Microbiology

Gram Negative Bacteria Stain Reaction



Tami Port MS's image for:
"Gram Negative Bacteria Stain Reaction"
Caption: 
Location: 
Image by: 
©  

Gram- bacteria stain pink due to the location of cell wall peptidoglycan and an external LPS membrane. Here's how Gram staining identifies Gram negative organisms.

* Christian Gram's Stain *

In the 1800's, Christian Gram, a Danish bacteriologist, developed a technique for staining bacteria that is still widely used today. The Gram stain protocol involves the application of a series of dyes that leaves some bacteria purple (Gram +) and others pink (Gram -). The specific stain reaction of a bacterium results from the structure of its cell wall.

* Peptidoglycan and the Bacterial Cell Wall *

Bacteria have a rigid cell wall that surrounds the cytoplasmic membrane and provides prokaryotes with protection from their environment. Peptidoglycan is a structural molecule unique to the cell walls of bacteria. The huge, strong peptidoglycan polymer consists of interlocking chains of identical monomers connected by interpeptide bridges.

* Gram-negative Cells *

The cell walls of Gram- bacteria are more chemically complex and thinner than Gram-positive cell walls. Peptidoglycan makes up only 5 20% of the Gram-negative cell wall, and is not the outermost layer, but lies between the plasma membrane and an outer membrane. This outer membrane is similar to the plasma membrane, but is less permeable and composed of lipopolysaccharides (LPS), a harmful substance classified as an endotoxin.

* Gram Staining Procedure *

Most bacteria have one of these two types of cell walls. The differential Gram stain uses two dyes to distinguish between bacterial cell wall types.

Before staining, a bacterial smear must be prepared and heat fixed to a microscope slide. A smear is a sample of bacteria suspended in a small amount of water on a slide. That sample is then dried using heat. The heat kills the bacteria and attaches the sample to the slide so that it does not easily wash away.

The Gram Staining procedure goes as follows:

1. Flood the slide with Crystal Violet (the primary stain).

2. After 1 minute, rinse the slide with water.

3. Flood the slide with Iodine (Iodine is a mordant that binds the Crystal violet to the Gram + cell wall.)

4. After 1 minute, rinse the slide with water.

5. Flood the slide with Acetone Alcohol. (Alcohol is a decolorizer that will remove the stain from the Gram-negative cells.)

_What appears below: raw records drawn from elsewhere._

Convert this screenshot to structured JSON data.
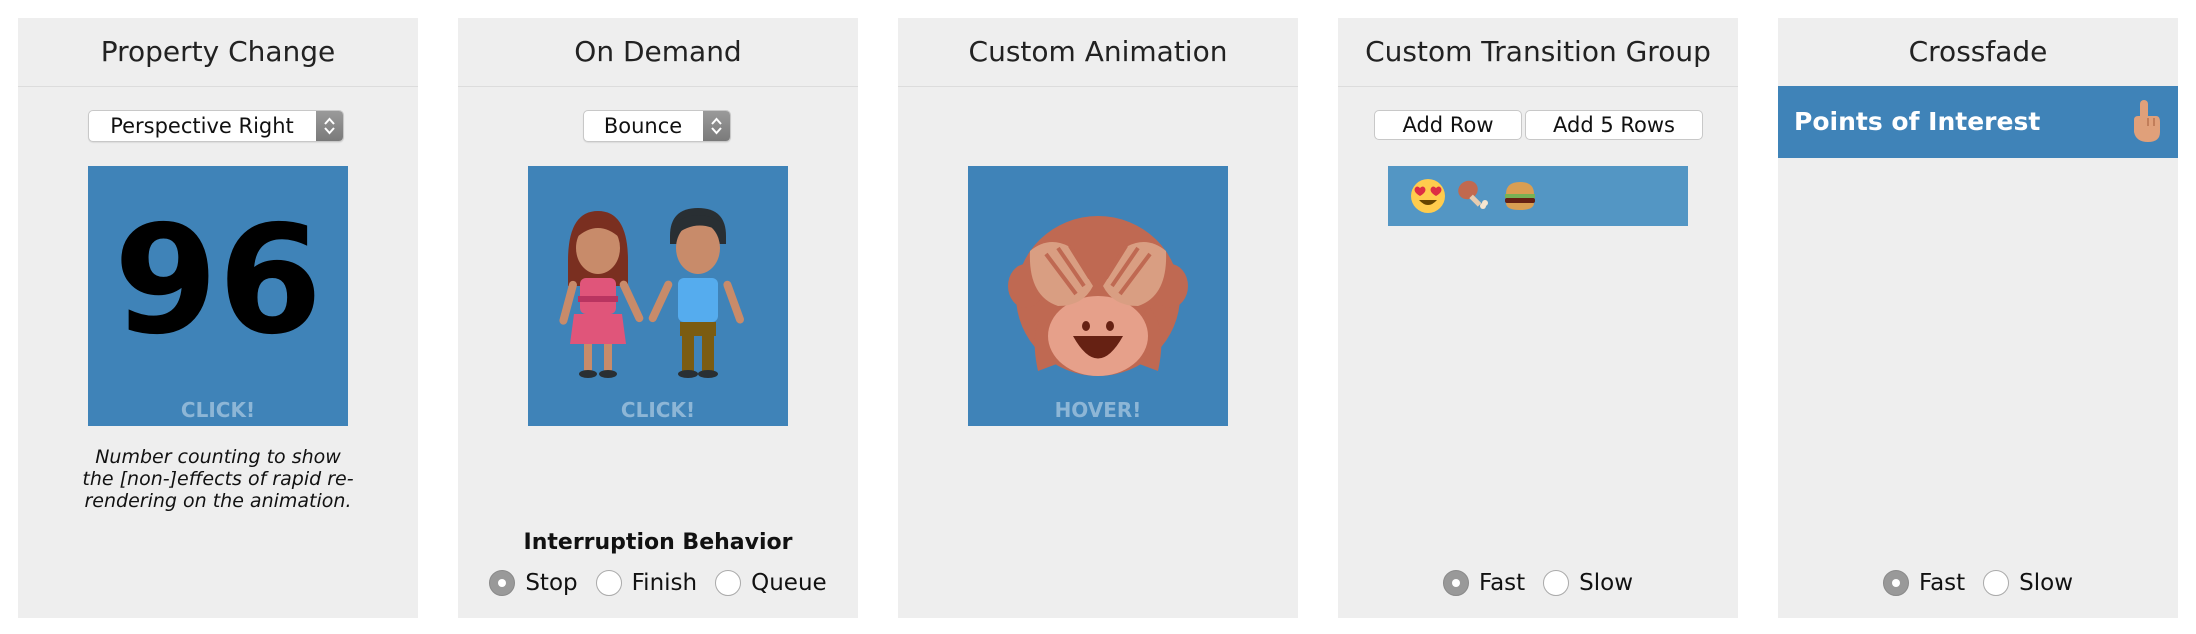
{
  "panels": [
    {
      "title": "Property Change",
      "select_value": "Perspective Right",
      "number": "96",
      "tile_caption": "CLICK!",
      "note": "Number counting to show the [non-]effects of rapid re-rendering on the animation."
    },
    {
      "title": "On Demand",
      "select_value": "Bounce",
      "tile_icon": "couple-holding-hands-icon",
      "tile_caption": "CLICK!",
      "interruption_label": "Interruption Behavior",
      "options": [
        "Stop",
        "Finish",
        "Queue"
      ],
      "selected": "Stop"
    },
    {
      "title": "Custom Animation",
      "tile_icon": "see-no-evil-monkey-icon",
      "tile_caption": "HOVER!"
    },
    {
      "title": "Custom Transition Group",
      "add_row_label": "Add Row",
      "add_5_rows_label": "Add 5 Rows",
      "row_items": [
        "heart-eyes-emoji",
        "poultry-leg-emoji",
        "hamburger-emoji"
      ],
      "options": [
        "Fast",
        "Slow"
      ],
      "selected": "Fast"
    },
    {
      "title": "Crossfade",
      "item_label": "Points of Interest",
      "item_icon": "pointing-hand-icon",
      "options": [
        "Fast",
        "Slow"
      ],
      "selected": "Fast"
    }
  ],
  "colors": {
    "panel_bg": "#eeeeee",
    "tile_blue": "#3f83b8",
    "row_blue": "#5396c4",
    "caption": "#8db6d6"
  }
}
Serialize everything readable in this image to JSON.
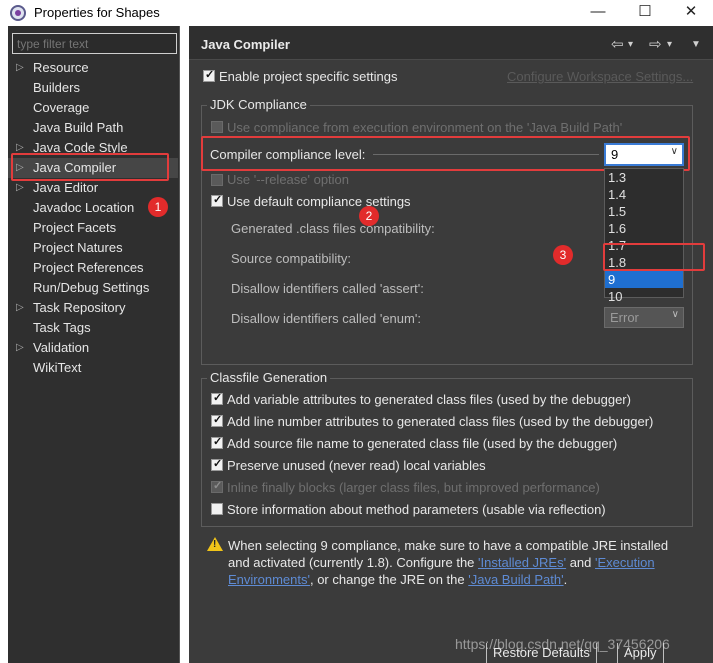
{
  "window": {
    "title": "Properties for Shapes",
    "controls": [
      "—",
      "☐",
      "✕"
    ]
  },
  "filter": {
    "placeholder": "type filter text"
  },
  "tree": {
    "items": [
      {
        "label": "Resource",
        "arrow": true
      },
      {
        "label": "Builders",
        "arrow": false
      },
      {
        "label": "Coverage",
        "arrow": false
      },
      {
        "label": "Java Build Path",
        "arrow": false
      },
      {
        "label": "Java Code Style",
        "arrow": true
      },
      {
        "label": "Java Compiler",
        "arrow": true,
        "selected": true
      },
      {
        "label": "Java Editor",
        "arrow": true
      },
      {
        "label": "Javadoc Location",
        "arrow": false
      },
      {
        "label": "Project Facets",
        "arrow": false
      },
      {
        "label": "Project Natures",
        "arrow": false
      },
      {
        "label": "Project References",
        "arrow": false
      },
      {
        "label": "Run/Debug Settings",
        "arrow": false
      },
      {
        "label": "Task Repository",
        "arrow": true
      },
      {
        "label": "Task Tags",
        "arrow": false
      },
      {
        "label": "Validation",
        "arrow": true
      },
      {
        "label": "WikiText",
        "arrow": false
      }
    ]
  },
  "header": {
    "title": "Java Compiler"
  },
  "settings": {
    "enable_project_specific": "Enable project specific settings",
    "configure_workspace": "Configure Workspace Settings..."
  },
  "jdk": {
    "group_title": "JDK Compliance",
    "use_compliance_from_env": "Use compliance from execution environment on the 'Java Build Path'",
    "compliance_level_label": "Compiler compliance level:",
    "compliance_level_value": "9",
    "use_release": "Use '--release' option",
    "use_default": "Use default compliance settings",
    "generated_class": "Generated .class files compatibility:",
    "source_compat": "Source compatibility:",
    "disallow_assert": "Disallow identifiers called 'assert':",
    "disallow_enum": "Disallow identifiers called 'enum':",
    "enum_value": "Error",
    "dropdown_options": [
      "1.3",
      "1.4",
      "1.5",
      "1.6",
      "1.7",
      "1.8",
      "9",
      "10"
    ],
    "dropdown_selected": "9"
  },
  "classfile": {
    "group_title": "Classfile Generation",
    "items": [
      {
        "label": "Add variable attributes to generated class files (used by the debugger)",
        "checked": true,
        "disabled": false
      },
      {
        "label": "Add line number attributes to generated class files (used by the debugger)",
        "checked": true,
        "disabled": false
      },
      {
        "label": "Add source file name to generated class file (used by the debugger)",
        "checked": true,
        "disabled": false
      },
      {
        "label": "Preserve unused (never read) local variables",
        "checked": true,
        "disabled": false
      },
      {
        "label": "Inline finally blocks (larger class files, but improved performance)",
        "checked": true,
        "disabled": true
      },
      {
        "label": "Store information about method parameters (usable via reflection)",
        "checked": false,
        "disabled": false
      }
    ]
  },
  "warning": {
    "line1": "When selecting 9 compliance, make sure to have a compatible JRE installed",
    "line2_pre": "and activated (currently 1.8). Configure the ",
    "link_installed_jres": "'Installed JREs'",
    "line2_and": " and ",
    "link_exec_env_1": "'Execution",
    "link_exec_env_2": "Environments'",
    "line3_mid": ", or change the JRE on the ",
    "link_build_path": "'Java Build Path'",
    "line3_end": "."
  },
  "buttons": {
    "restore_defaults": "Restore Defaults",
    "apply": "Apply"
  },
  "annotations": [
    "1",
    "2",
    "3"
  ],
  "watermark": "https://blog.csdn.net/qq_37456206",
  "colors": {
    "annotation_red": "#e23c3c",
    "selection_blue": "#1f6fd0",
    "link_blue": "#5e8bd4",
    "warning_yellow": "#f0c419"
  }
}
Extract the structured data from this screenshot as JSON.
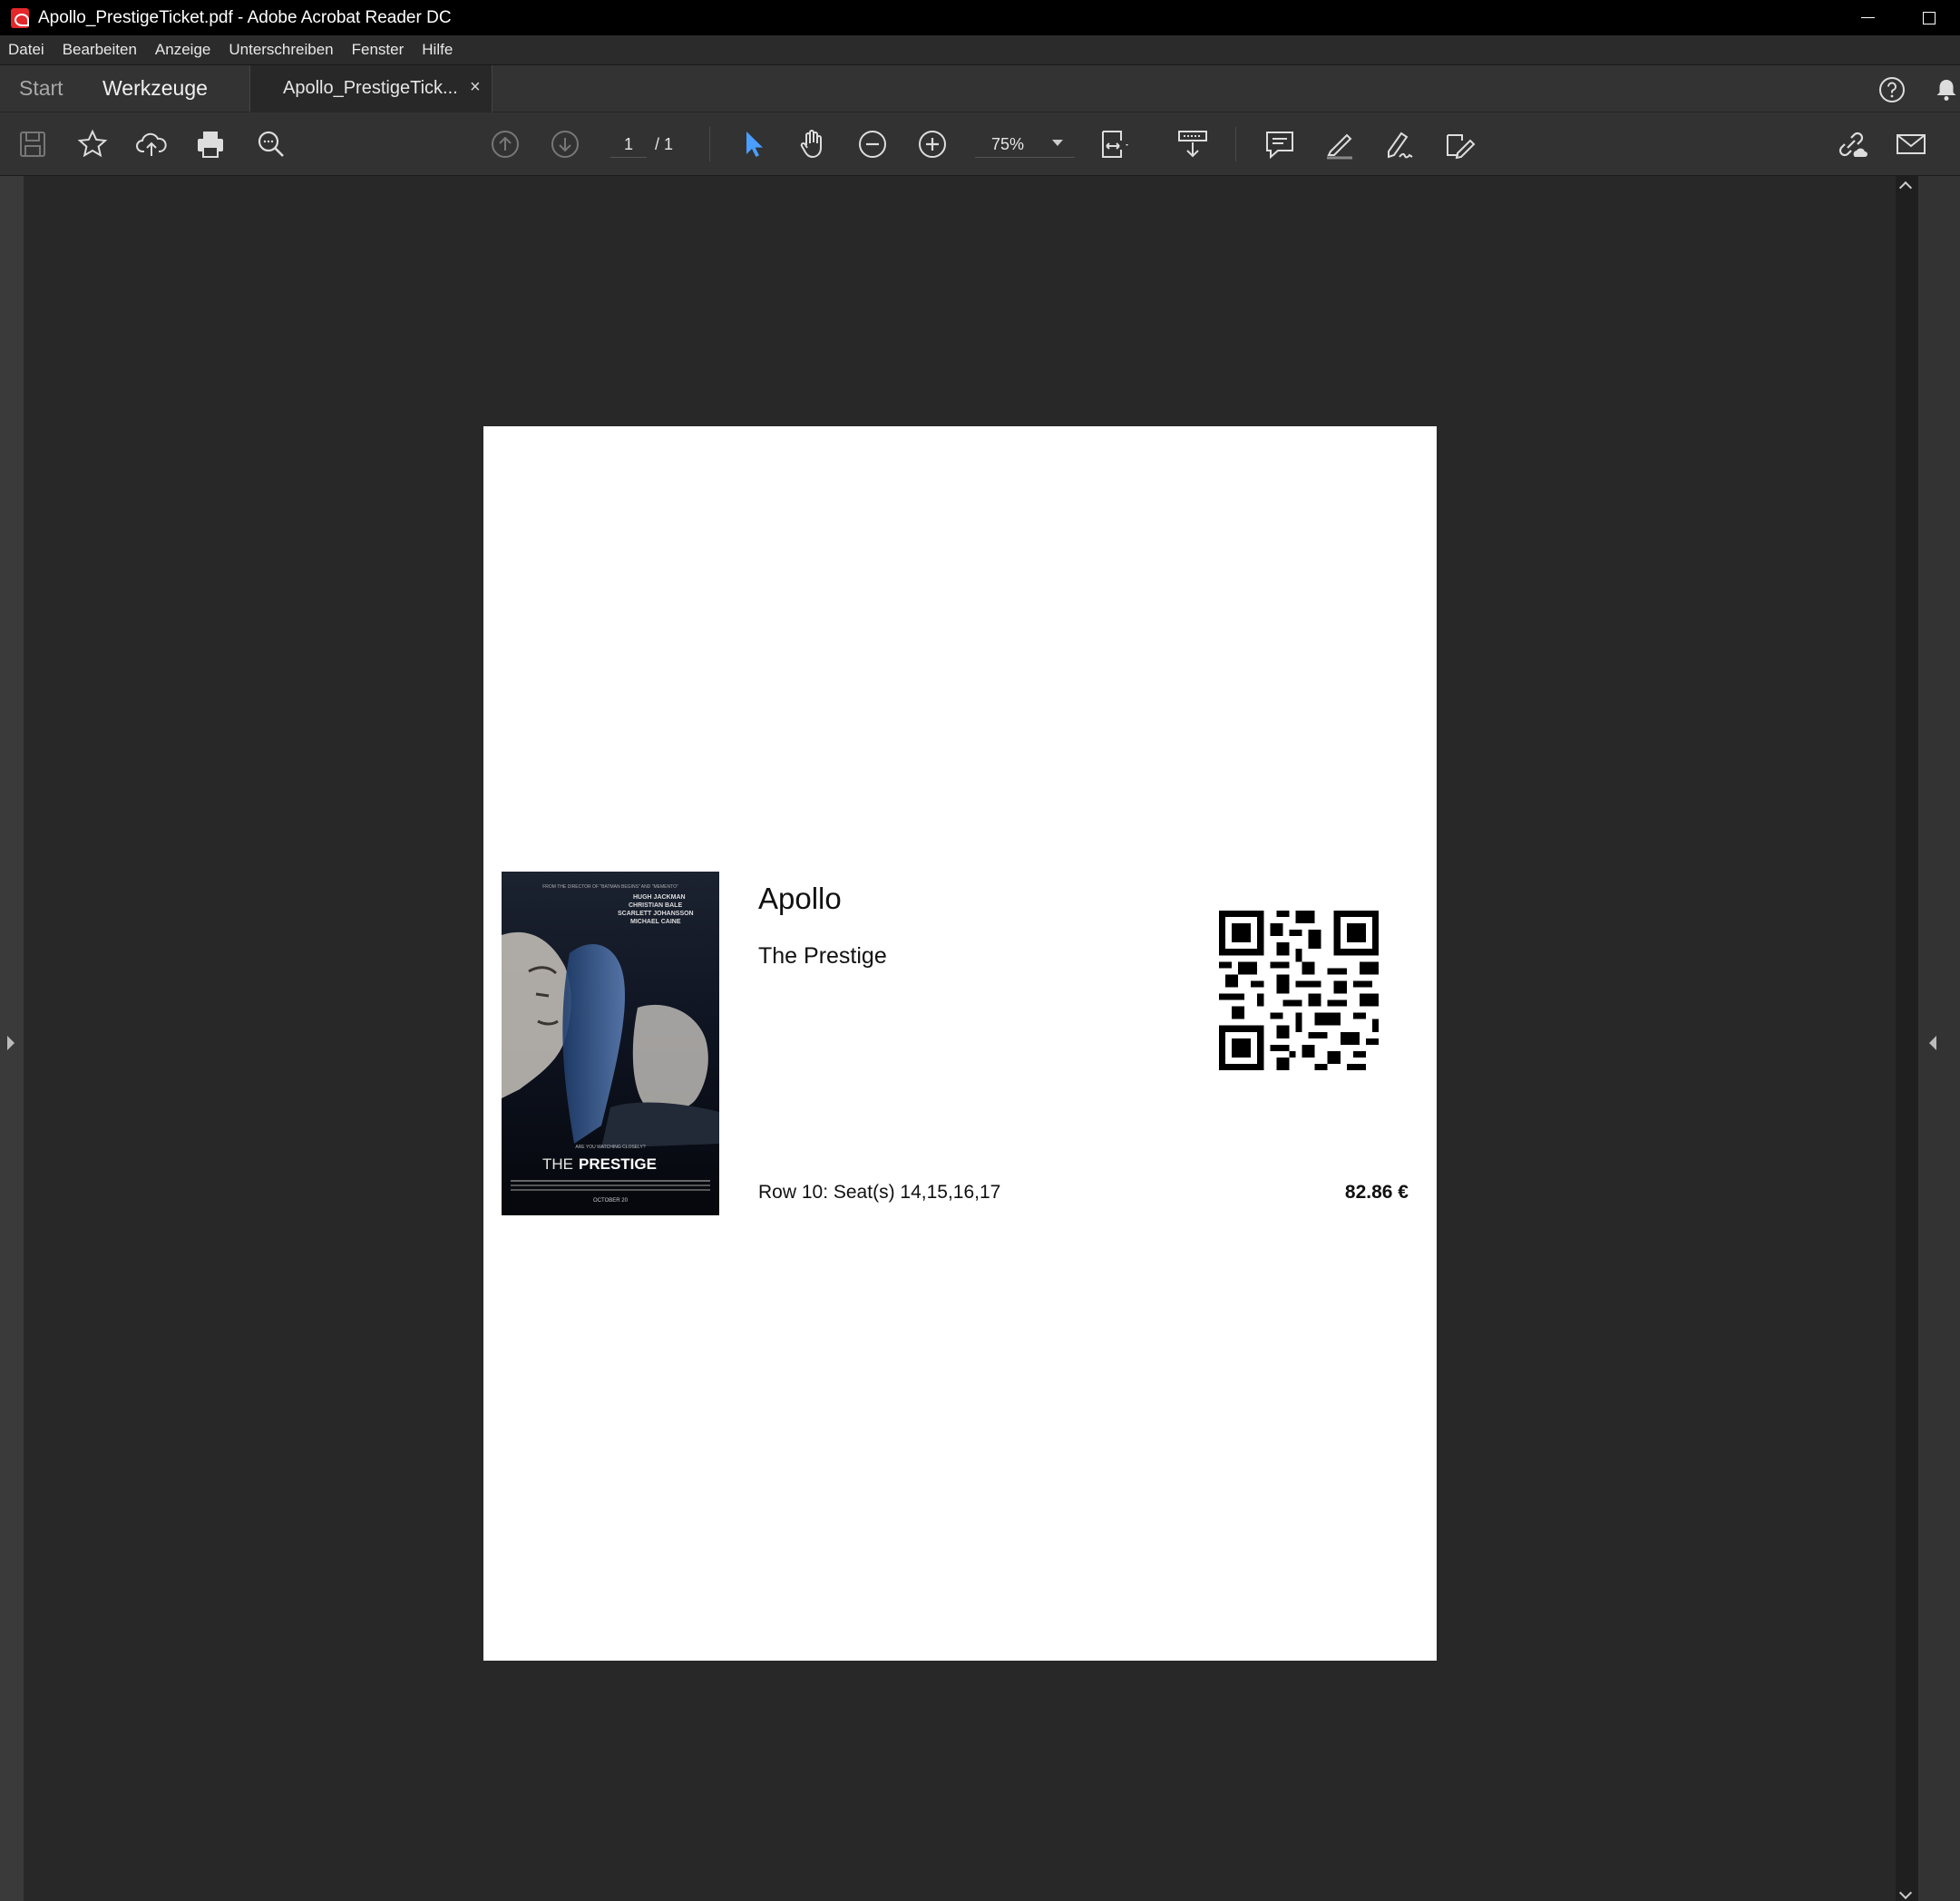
{
  "window": {
    "title": "Apollo_PrestigeTicket.pdf - Adobe Acrobat Reader DC"
  },
  "menu": {
    "items": [
      "Datei",
      "Bearbeiten",
      "Anzeige",
      "Unterschreiben",
      "Fenster",
      "Hilfe"
    ]
  },
  "tabs": {
    "start": "Start",
    "tools": "Werkzeuge",
    "document": "Apollo_PrestigeTick...",
    "close": "×"
  },
  "toolbar": {
    "page_current": "1",
    "page_total": "/ 1",
    "zoom": "75%",
    "icons": [
      "save-icon",
      "bookmark-star-icon",
      "upload-cloud-icon",
      "print-icon",
      "search-zoom-icon",
      "page-up-icon",
      "page-down-icon",
      "select-cursor-icon",
      "hand-icon",
      "zoom-out-icon",
      "zoom-in-icon",
      "fit-page-icon",
      "scroll-mode-icon",
      "comment-icon",
      "highlight-icon",
      "sign-icon",
      "edit-pdf-icon",
      "share-link-icon",
      "email-icon"
    ],
    "accent_color": "#4a9eff"
  },
  "ticket": {
    "venue": "Apollo",
    "movie": "The Prestige",
    "seats": "Row 10: Seat(s) 14,15,16,17",
    "price": "82.86 €",
    "poster": {
      "tagline_top": "FROM THE DIRECTOR OF \"BATMAN BEGINS\" AND \"MEMENTO\"",
      "cast": [
        "HUGH JACKMAN",
        "CHRISTIAN BALE",
        "SCARLETT JOHANSSON",
        "MICHAEL CAINE"
      ],
      "tagline": "ARE YOU WATCHING CLOSELY?",
      "title_the": "THE",
      "title_main": "PRESTIGE",
      "release": "OCTOBER 20"
    }
  }
}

6. After 10 or 15 seconds, rinse the slide with water. (Do not leave the decolorizer on too long or it may remove stain from the Gram-positive cells as well.)

7. Flood slide with Safranin (the counterstain).

8. After 1 minute, rinse the slide with water.

9. Gently blot the slide dry. It is now ready to be viewed under oil immersion (1000x TM) with a bright-field compound microscope.

After this staining procedure, the Gram + cells will appear purple, having retained the primary stain. The Gram- cells will appear pink, having retained the counterstain after the primary stain was removed by the decolorizer.

* Gram Negative Bacteria as Pathogens *

The vast majority of Gram-negative bacteria are pathogens; bacteria that can cause disease. This pathogenicity is typically associated with lipopolysaccharide (LPS) endotoxins in Gram-negative cell walls. LPS can produce toxicity in a host organism, and, in humans, may trigger a nonspecific immune response marked by the production of cytokines which can result in inflammation.

* Sources *

Bauman, R. (2005) Microbiology.
Park Talaro, K. (2008) Foundations in Microbiology.

More about this author: Tami Port MS

From Around the Web




ARTICLE SOURCES AND CITATIONS